With a this delightful white Lirac from Maby, sadly one was corked. Rich and unctuous and worked with the garlic, lemon juice, TWS Olive Oil and Cajun seasoning.


He’s a keeper!

Small seafood feast last night to celebrate being back together with family. Lobsters, king crab legs, prawn and smoked prawn and prawn mixed with dill. Had to make some quick decisions on drinks as not easy to buy booze in Sweden. A mostly pinot noir cremant with some gamay and chardonnay. Saw the word cremant and incorrectly assumed from Loire but turned out to be from burgundy. Inoffensive but probably in wrong price bracket to be anything more.

Followed up with an Anne Santi from Umbria again provided by the new beau . Made from trebbiano grape. 10 months in terracotta with skins Wonderful golden colour in the glass. Strong nose of green apples, some melon perhaps. Had a slight spritz to it, blindfolded could have called it as a cider, I am not experienced. Great freshness that had my mouth watering. Apparently only 500 bottles per year but will be trying to track this down at home.

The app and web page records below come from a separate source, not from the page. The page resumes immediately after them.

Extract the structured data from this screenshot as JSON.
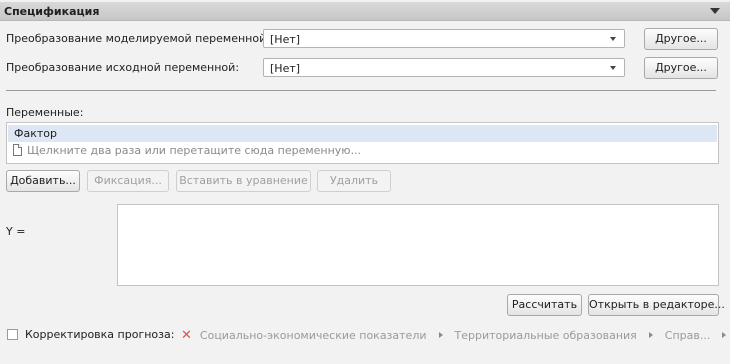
{
  "panel": {
    "title": "Спецификация"
  },
  "transform_model": {
    "label": "Преобразование моделируемой переменной:",
    "value": "[Нет]",
    "other_button": "Другое..."
  },
  "transform_source": {
    "label": "Преобразование исходной переменной:",
    "value": "[Нет]",
    "other_button": "Другое..."
  },
  "variables": {
    "label": "Переменные:",
    "items": [
      "Фактор"
    ],
    "drop_hint": "Щелкните два раза или перетащите сюда переменную..."
  },
  "var_buttons": {
    "add": "Добавить...",
    "fix": "Фиксация...",
    "insert": "Вставить в уравнение",
    "delete": "Удалить"
  },
  "equation": {
    "label": "Y =",
    "value": ""
  },
  "actions": {
    "calculate": "Рассчитать",
    "open_editor": "Открыть в редакторе..."
  },
  "forecast": {
    "checkbox_label": "Корректировка прогноза:",
    "checked": false,
    "breadcrumbs": [
      "Социально-экономические показатели",
      "Территориальные образования",
      "Справ..."
    ],
    "expand_symbol": "▸▸"
  },
  "icons": {
    "collapse": "chevron-down-icon",
    "remove": "close-icon",
    "document": "document-icon"
  },
  "colors": {
    "header_bg": "#cdcdcd",
    "selected_row": "#dde6f4",
    "remove_icon": "#d9534f"
  }
}
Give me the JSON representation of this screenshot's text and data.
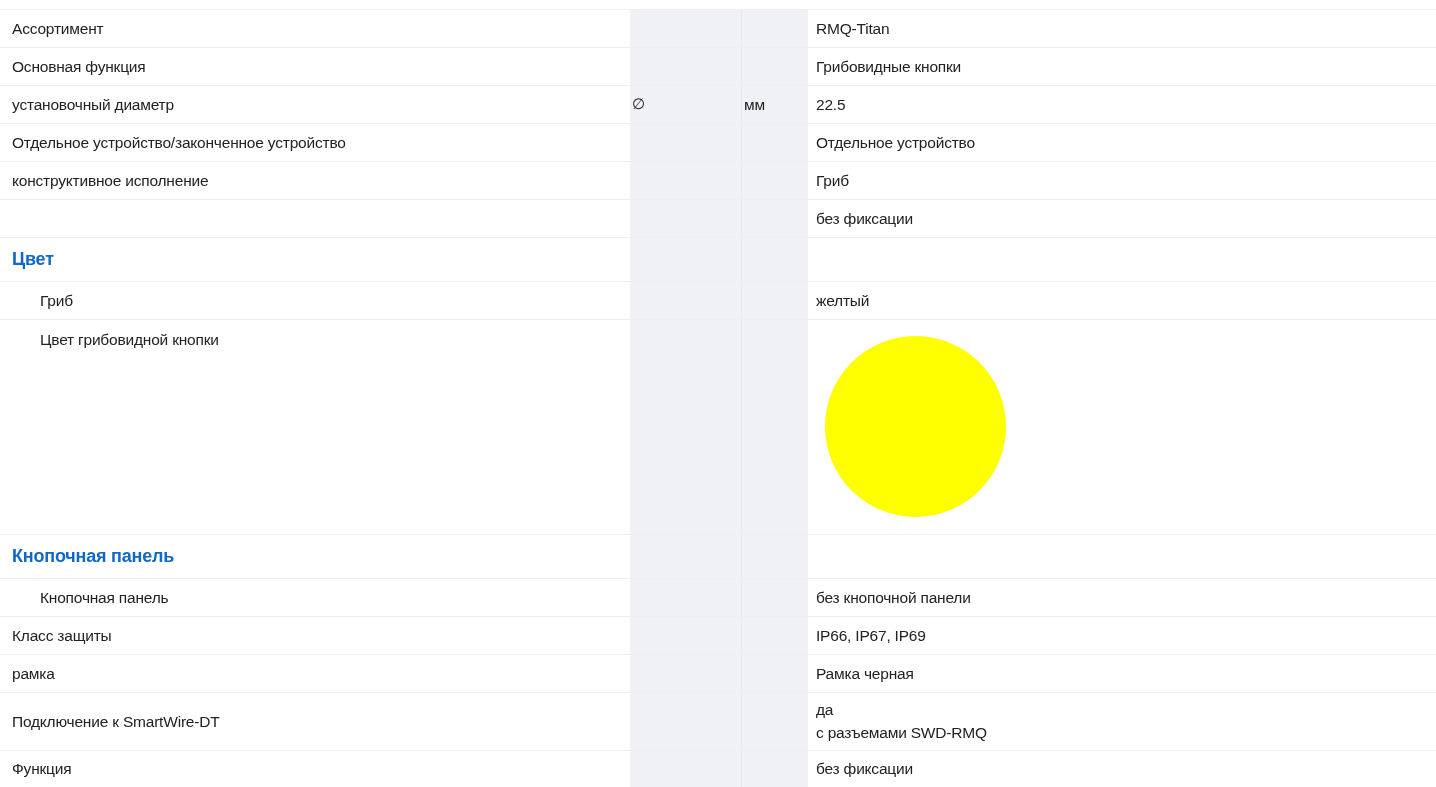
{
  "rows": [
    {
      "kind": "row",
      "label": "Ассортимент",
      "value": "RMQ-Titan"
    },
    {
      "kind": "row",
      "label": "Основная функция",
      "value": "Грибовидные кнопки"
    },
    {
      "kind": "row",
      "label": "установочный диаметр",
      "symbol": "∅",
      "unit": "мм",
      "value": "22.5"
    },
    {
      "kind": "row",
      "label": "Отдельное устройство/законченное устройство",
      "value": "Отдельное устройство"
    },
    {
      "kind": "row",
      "label": "конструктивное исполнение",
      "value": "Гриб"
    },
    {
      "kind": "row",
      "value": "без фиксации"
    },
    {
      "kind": "section",
      "title": "Цвет",
      "children": [
        {
          "kind": "row",
          "label": "Гриб",
          "value": "желтый"
        },
        {
          "kind": "swatch",
          "label": "Цвет грибовидной кнопки",
          "color": "#ffff00"
        }
      ]
    },
    {
      "kind": "section",
      "title": "Кнопочная панель",
      "children": [
        {
          "kind": "row",
          "label": "Кнопочная панель",
          "value": "без кнопочной панели"
        }
      ]
    },
    {
      "kind": "row",
      "label": "Класс защиты",
      "value": "IP66, IP67, IP69"
    },
    {
      "kind": "row",
      "label": "рамка",
      "value": "Рамка черная"
    },
    {
      "kind": "row",
      "label": "Подключение к SmartWire-DT",
      "value": "да\nс разъемами SWD-RMQ"
    },
    {
      "kind": "row",
      "label": "Функция",
      "value": "без фиксации"
    }
  ]
}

Not a fine wine but certainly very enjoyable particularly on a warm evening.


Pontensac 2014 opened to accompany a barbequed Flat Iron Steak on Wednesday evening.

Unfortunately, I hadn’t realized that the steak had been scored and marinaded in soy and black pepper until the wine had been in the decanter for an hour or two.

Wine was lovely as was the steak but the sweetness of the soy marinade did not make the two a great paring.

Still, after an unpromising start, I very much enjoyed the rest of the wine during the course of the evening even if keeping it at an optimum temperature during this heat was a right faff.

The left over steak also made a great stir fry with ginger, pepper, chilis and noodles the next day.